• SLIP CASTING / DRAIN CASTING : We fill the mould with a suspension of micrometer sized ceramic particles and carrier liquid. This mixture is called “slip”. The mould has pores and therefore the liquid in the mixture is filtered into the mould. As a result, a cast is formed on the inner surfaces of the mould. After sintering, the parts can be taken out of the mould.
• TAPE CASTING : We manufacture ceramic tapes by casting ceramic slurries onto flat moving carrier surfaces. The slurries contain ceramic powders mixed with other chemicals for binding and carrying purposes. As the solvents evaporate dense and flexible sheets of ceramic are left behind which can be cut or rolled as desired.
• EXTRUSION FORMING : As in other extrusion processes, a soft mixture of ceramic powder with binders and other chemicals is passed through a die to acquire its cross-sectional shape and is then cut at desired lengths. The process is performed with cold or heated ceramic mixtures.
• LOW PRESSURE INJECTION MOLDING : We prepare a mixture of ceramic powder with binders and solvents and heat it to a temperature where it can easily be pressed and forced into the tool cavity. Once the moulding cycle is complete, the part is ejected and the binding chemical is burned off. Using injection molding, we can obtain intricate parts at high volumes economically. Holes that are a tiny fraction of a milimeter on a 10mm thick wall are possible, threads are possible without forther machining, tolerances as tight as +/- 0.5% are possible and even lower when parts are machined, wall thicknesses in the order of 0.5mm to a length of 12.5 mm are possible as well as wall thicknesses of 6.5mm to a length of 150mm.

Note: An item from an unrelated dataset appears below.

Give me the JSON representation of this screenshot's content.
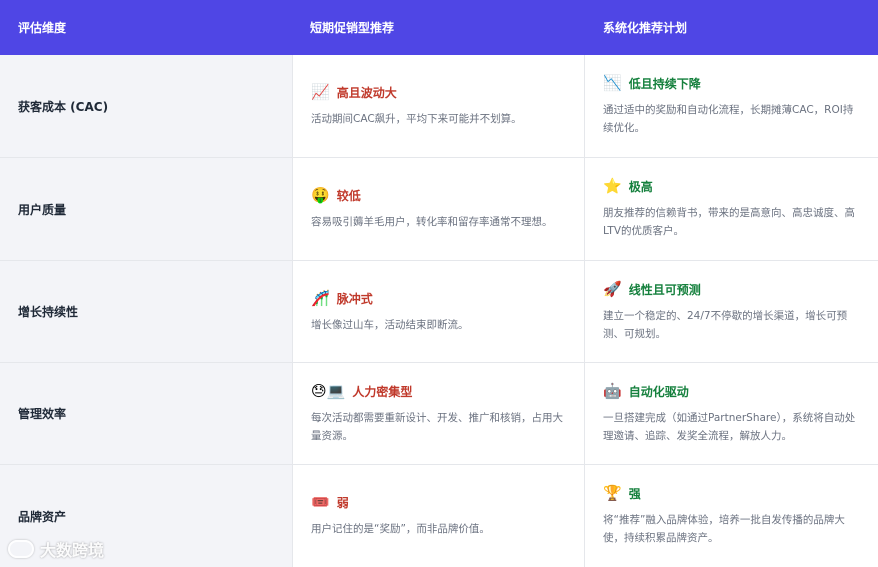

• GREEN MACHINING : Using the same metal machining tools, we can machine pressed ceramic materials while they are still soft like chalk. Tolerances of +/- 1% are possible. For better tolerances we use diamond grinding.
• SINTERING or FIRING : Sintering makes full densification possible. Significant shrinkage occurs on the green compact parts, but this is not a big problem since we take into account these dimensional changes when we design the part and tooling. Powder particles are bonded together and porosity induced by the compaction process is removed to great extent..

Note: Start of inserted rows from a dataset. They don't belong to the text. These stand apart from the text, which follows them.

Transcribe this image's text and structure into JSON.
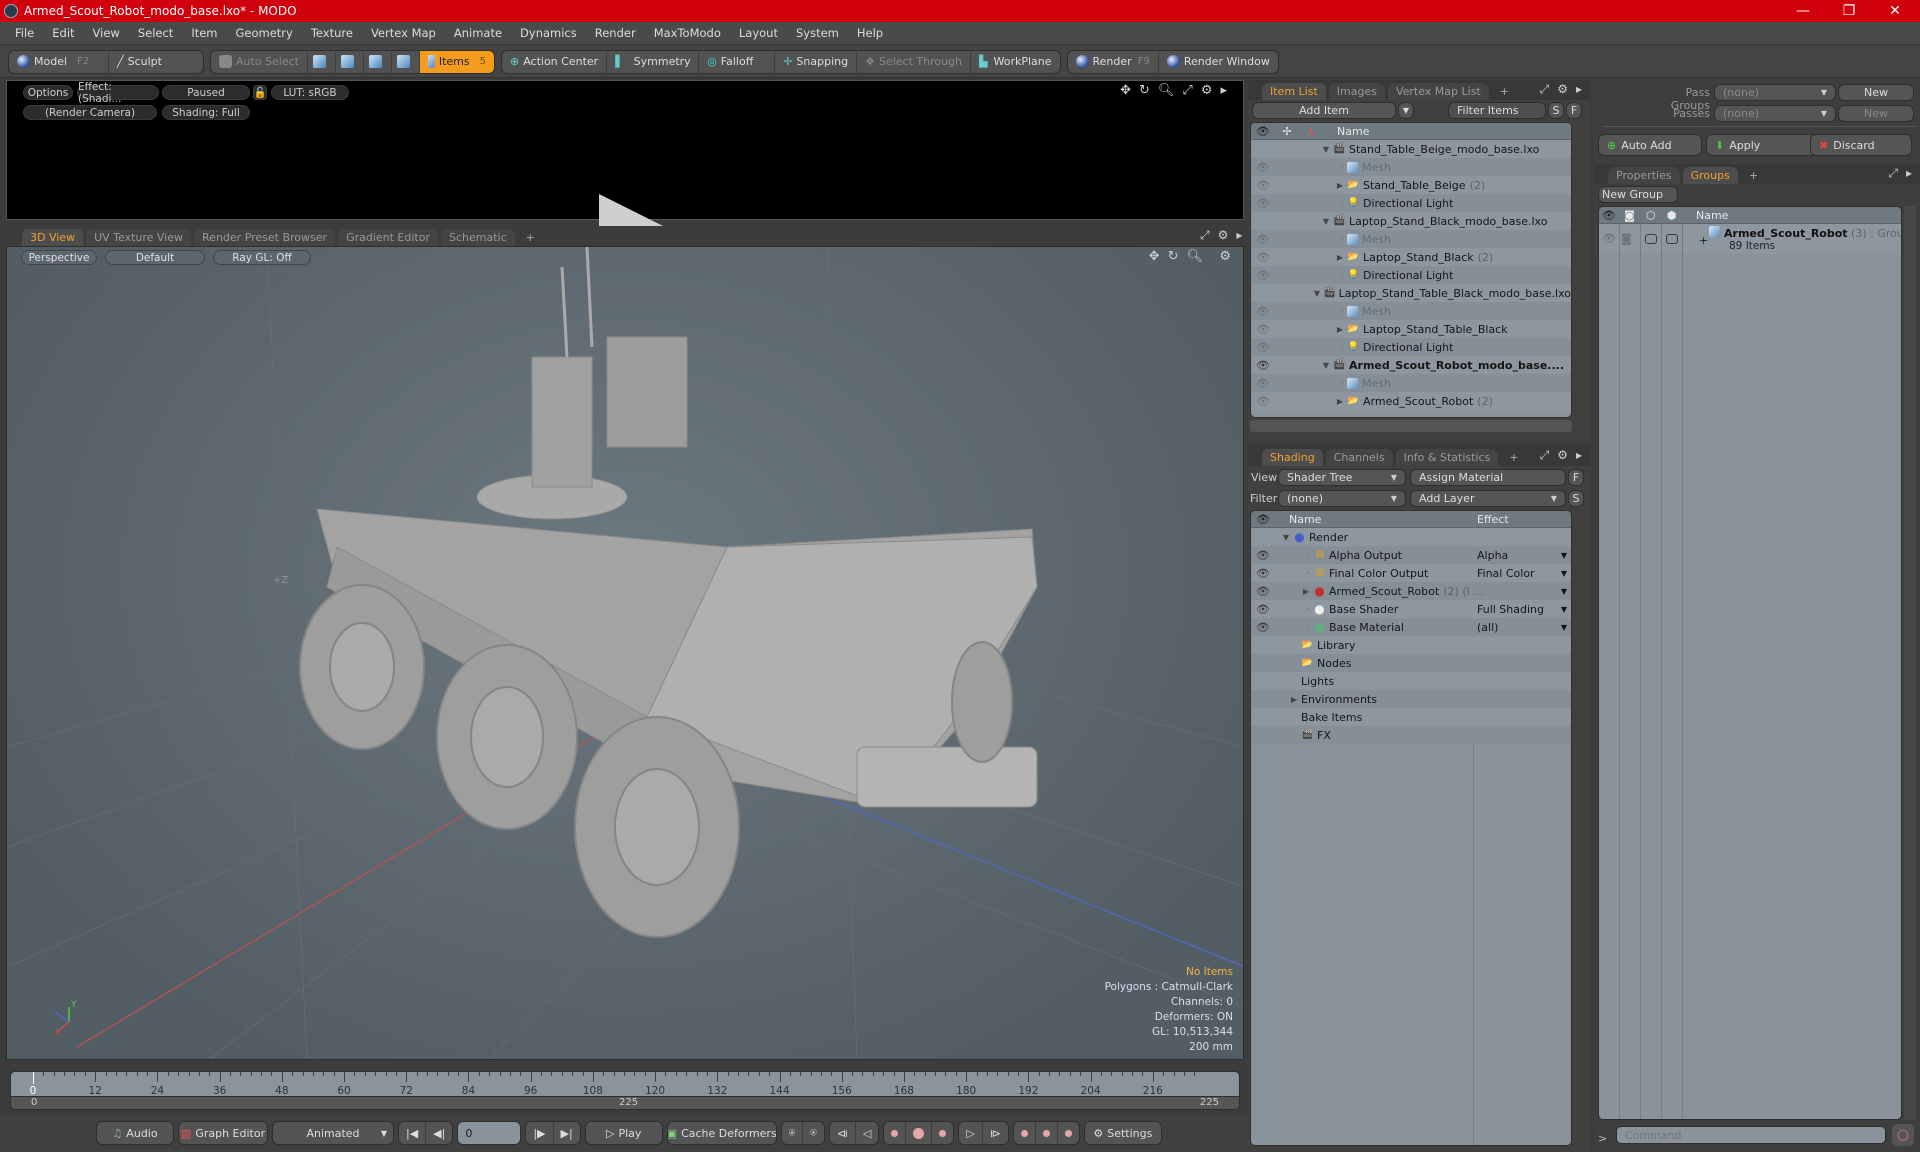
{
  "window": {
    "title": "Armed_Scout_Robot_modo_base.lxo* - MODO",
    "controls": {
      "minimize": "—",
      "restore": "❐",
      "close": "✕"
    }
  },
  "menu": [
    "File",
    "Edit",
    "View",
    "Select",
    "Item",
    "Geometry",
    "Texture",
    "Vertex Map",
    "Animate",
    "Dynamics",
    "Render",
    "MaxToModo",
    "Layout",
    "System",
    "Help"
  ],
  "toolbar": {
    "model": "Model",
    "model_key": "F2",
    "sculpt": "Sculpt",
    "auto_select": "Auto Select",
    "items": "Items",
    "items_key": "5",
    "action_center": "Action Center",
    "symmetry": "Symmetry",
    "falloff": "Falloff",
    "snapping": "Snapping",
    "select_through": "Select Through",
    "workplane": "WorkPlane",
    "render": "Render",
    "render_key": "F9",
    "render_window": "Render Window"
  },
  "preview": {
    "options": "Options",
    "effect": "Effect: (Shadi...",
    "paused": "Paused",
    "lut": "LUT: sRGB",
    "camera": "(Render Camera)",
    "shading": "Shading: Full"
  },
  "viewport": {
    "tabs": [
      "3D View",
      "UV Texture View",
      "Render Preset Browser",
      "Gradient Editor",
      "Schematic"
    ],
    "active_tab": "3D View",
    "perspective": "Perspective",
    "style": "Default",
    "raygl": "Ray GL: Off",
    "axis_label": "+Z",
    "info": {
      "selection": "No Items",
      "polygons": "Polygons : Catmull-Clark",
      "channels": "Channels: 0",
      "deformers": "Deformers: ON",
      "gl": "GL: 10,513,344",
      "scale": "200 mm"
    },
    "colors": {
      "x_axis": "#d04a4a",
      "y_axis": "#4ad04a",
      "z_axis": "#4a6ad0",
      "accent": "#f0a030"
    }
  },
  "timeline": {
    "labels": [
      "0",
      "12",
      "24",
      "36",
      "48",
      "60",
      "72",
      "84",
      "96",
      "108",
      "120",
      "132",
      "144",
      "156",
      "168",
      "180",
      "192",
      "204",
      "216"
    ],
    "range_start": "0",
    "range_mid": "225",
    "range_end": "225",
    "current_frame": 0,
    "max_frame": 225
  },
  "bottombar": {
    "audio": "Audio",
    "graph_editor": "Graph Editor",
    "animated": "Animated",
    "frame": "0",
    "play": "Play",
    "cache_deformers": "Cache Deformers",
    "settings": "Settings"
  },
  "itemlist": {
    "tabs": [
      "Item List",
      "Images",
      "Vertex Map List"
    ],
    "active_tab": "Item List",
    "add_item": "Add Item",
    "filter": "Filter Items",
    "s_btn": "S",
    "f_btn": "F",
    "col_name": "Name",
    "rows": [
      {
        "name": "Stand_Table_Beige_modo_base.lxo",
        "type": "scene",
        "indent": 0,
        "eye": false,
        "bold": false
      },
      {
        "name": "Mesh",
        "type": "mesh",
        "indent": 1,
        "eye": true,
        "muted": true
      },
      {
        "name": "Stand_Table_Beige",
        "count": "(2)",
        "type": "group",
        "indent": 1,
        "eye": true
      },
      {
        "name": "Directional Light",
        "type": "light",
        "indent": 1,
        "eye": true
      },
      {
        "name": "Laptop_Stand_Black_modo_base.lxo",
        "type": "scene",
        "indent": 0,
        "eye": false
      },
      {
        "name": "Mesh",
        "type": "mesh",
        "indent": 1,
        "eye": true,
        "muted": true
      },
      {
        "name": "Laptop_Stand_Black",
        "count": "(2)",
        "type": "group",
        "indent": 1,
        "eye": true
      },
      {
        "name": "Directional Light",
        "type": "light",
        "indent": 1,
        "eye": true
      },
      {
        "name": "Laptop_Stand_Table_Black_modo_base.lxo",
        "type": "scene",
        "indent": 0,
        "eye": false
      },
      {
        "name": "Mesh",
        "type": "mesh",
        "indent": 1,
        "eye": true,
        "muted": true
      },
      {
        "name": "Laptop_Stand_Table_Black",
        "type": "group",
        "indent": 1,
        "eye": true
      },
      {
        "name": "Directional Light",
        "type": "light",
        "indent": 1,
        "eye": true
      },
      {
        "name": "Armed_Scout_Robot_modo_base....",
        "type": "scene",
        "indent": 0,
        "eye": true,
        "bold": true
      },
      {
        "name": "Mesh",
        "type": "mesh",
        "indent": 1,
        "eye": true,
        "muted": true
      },
      {
        "name": "Armed_Scout_Robot",
        "count": "(2)",
        "type": "group",
        "indent": 1,
        "eye": true
      }
    ]
  },
  "shading": {
    "tabs": [
      "Shading",
      "Channels",
      "Info & Statistics"
    ],
    "active_tab": "Shading",
    "view_label": "View",
    "view_value": "Shader Tree",
    "assign_material": "Assign Material",
    "filter_label": "Filter",
    "filter_value": "(none)",
    "add_layer": "Add Layer",
    "f_btn": "F",
    "s_btn": "S",
    "col_name": "Name",
    "col_effect": "Effect",
    "rows": [
      {
        "name": "Render",
        "effect": "",
        "icon": "render",
        "indent": 0,
        "eye": false
      },
      {
        "name": "Alpha Output",
        "effect": "Alpha",
        "icon": "output",
        "indent": 1,
        "eye": true
      },
      {
        "name": "Final Color Output",
        "effect": "Final Color",
        "icon": "output",
        "indent": 1,
        "eye": true
      },
      {
        "name": "Armed_Scout_Robot",
        "count": "(2) (I ...",
        "effect": "",
        "icon": "material-group",
        "indent": 1,
        "eye": true,
        "expand": true
      },
      {
        "name": "Base Shader",
        "effect": "Full Shading",
        "icon": "shader",
        "indent": 1,
        "eye": true
      },
      {
        "name": "Base Material",
        "effect": "(all)",
        "icon": "material",
        "indent": 1,
        "eye": true
      },
      {
        "name": "Library",
        "effect": "",
        "icon": "folder",
        "indent": 0,
        "eye": false,
        "noeffect": true
      },
      {
        "name": "Nodes",
        "effect": "",
        "icon": "folder",
        "indent": 0,
        "eye": false,
        "noeffect": true
      },
      {
        "name": "Lights",
        "effect": "",
        "icon": "none",
        "indent": 0,
        "eye": false,
        "noeffect": true
      },
      {
        "name": "Environments",
        "effect": "",
        "icon": "none",
        "indent": 0,
        "eye": false,
        "noeffect": true,
        "expand": true
      },
      {
        "name": "Bake Items",
        "effect": "",
        "icon": "none",
        "indent": 0,
        "eye": false,
        "noeffect": true
      },
      {
        "name": "FX",
        "effect": "",
        "icon": "clap",
        "indent": 0,
        "eye": false,
        "noeffect": true
      }
    ]
  },
  "passes": {
    "pass_groups_label": "Pass Groups",
    "pass_groups_value": "(none)",
    "new1": "New",
    "passes_label": "Passes",
    "passes_value": "(none)",
    "new2": "New",
    "auto_add": "Auto Add",
    "apply": "Apply",
    "discard": "Discard"
  },
  "groups": {
    "tabs": [
      "Properties",
      "Groups"
    ],
    "active_tab": "Groups",
    "new_group": "New Group",
    "col_name": "Name",
    "item_name": "Armed_Scout_Robot",
    "item_count": "(3)",
    "item_type": ": Group",
    "item_sub": "89 Items"
  },
  "command": {
    "prompt": ">",
    "placeholder": "Command"
  }
}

• DIAMOND GRINDING : The World’s hardest material “diamond” is being used to grind hard materials like ceramics and precision parts are obtained. Tolerances in the micrometer range and very smooth surfaces are being achieved. Due to its expense, we only consider this technique when we really need it.

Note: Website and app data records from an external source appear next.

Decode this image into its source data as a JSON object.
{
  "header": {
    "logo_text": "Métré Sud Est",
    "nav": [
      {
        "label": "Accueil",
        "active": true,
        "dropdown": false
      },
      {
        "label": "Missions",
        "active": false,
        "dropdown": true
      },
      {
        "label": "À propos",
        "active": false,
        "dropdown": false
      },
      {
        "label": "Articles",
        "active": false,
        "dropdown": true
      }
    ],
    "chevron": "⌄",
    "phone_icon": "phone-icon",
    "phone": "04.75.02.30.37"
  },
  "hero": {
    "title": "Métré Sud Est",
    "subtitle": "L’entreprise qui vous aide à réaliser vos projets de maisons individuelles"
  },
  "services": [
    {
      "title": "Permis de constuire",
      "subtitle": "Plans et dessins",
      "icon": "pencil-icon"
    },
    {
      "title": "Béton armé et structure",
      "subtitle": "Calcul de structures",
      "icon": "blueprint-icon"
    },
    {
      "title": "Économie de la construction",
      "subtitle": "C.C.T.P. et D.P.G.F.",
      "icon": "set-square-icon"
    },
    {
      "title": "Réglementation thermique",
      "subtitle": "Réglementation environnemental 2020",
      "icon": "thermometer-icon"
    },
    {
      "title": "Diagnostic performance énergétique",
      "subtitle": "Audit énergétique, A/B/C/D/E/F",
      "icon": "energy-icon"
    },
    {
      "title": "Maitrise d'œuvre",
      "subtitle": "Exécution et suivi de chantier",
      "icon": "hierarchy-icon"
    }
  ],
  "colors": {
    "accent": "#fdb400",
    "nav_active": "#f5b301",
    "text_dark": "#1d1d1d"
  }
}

• HERMETIC ASSEMBLIES are those that practically speaking do not allow any exchange of matter, solids, liquids or gases between interfaces. Hermetic sealing is airtight. For example hermetic electronic enclosures are those that keep the sensitive interior contents of a packaged device unharmed by moisture, contaminants or gases. Nothing is 100% hermetic, but when we speak of hermeticity we mean that in practical terms, that there is hermeticity to the extent that the leak rate is so low that the devices are safe under normal environmental conditions for very long times. Our hermetic assemblies consist of metal, glass and ceramic components, metal-ceramic, ceramic-metal-ceramic, metal-ceramic-metal, metal to metal, metal-glass, metal-glass-metal, glass-metal-glass, glass-metal and glass to glass and all other combinations of metal-glass-ceramic bonding. We can for example metal coat the ceramic components so they can be strongly bonded to other components in the assembly and have excellent sealing capability. We have the know-how of coating optical fibers or feedthroughs with metal and soldering or brazing them to the enclosures, so no gases pass or leak into the enclosures. Therefore they are used for manufacturing electronic enclosures to encapsulate sensitive devices and protect them from the outer atmosphere. Besides their excellent sealing characteristics, other properties such as the thermal expansion coefficient, deformation resistance, non-outgassing nature, very long lifetime, nonconductive nature, thermal insulation properties, antistatic nature...etc. make glass and ceramic materials the choice for certain applications.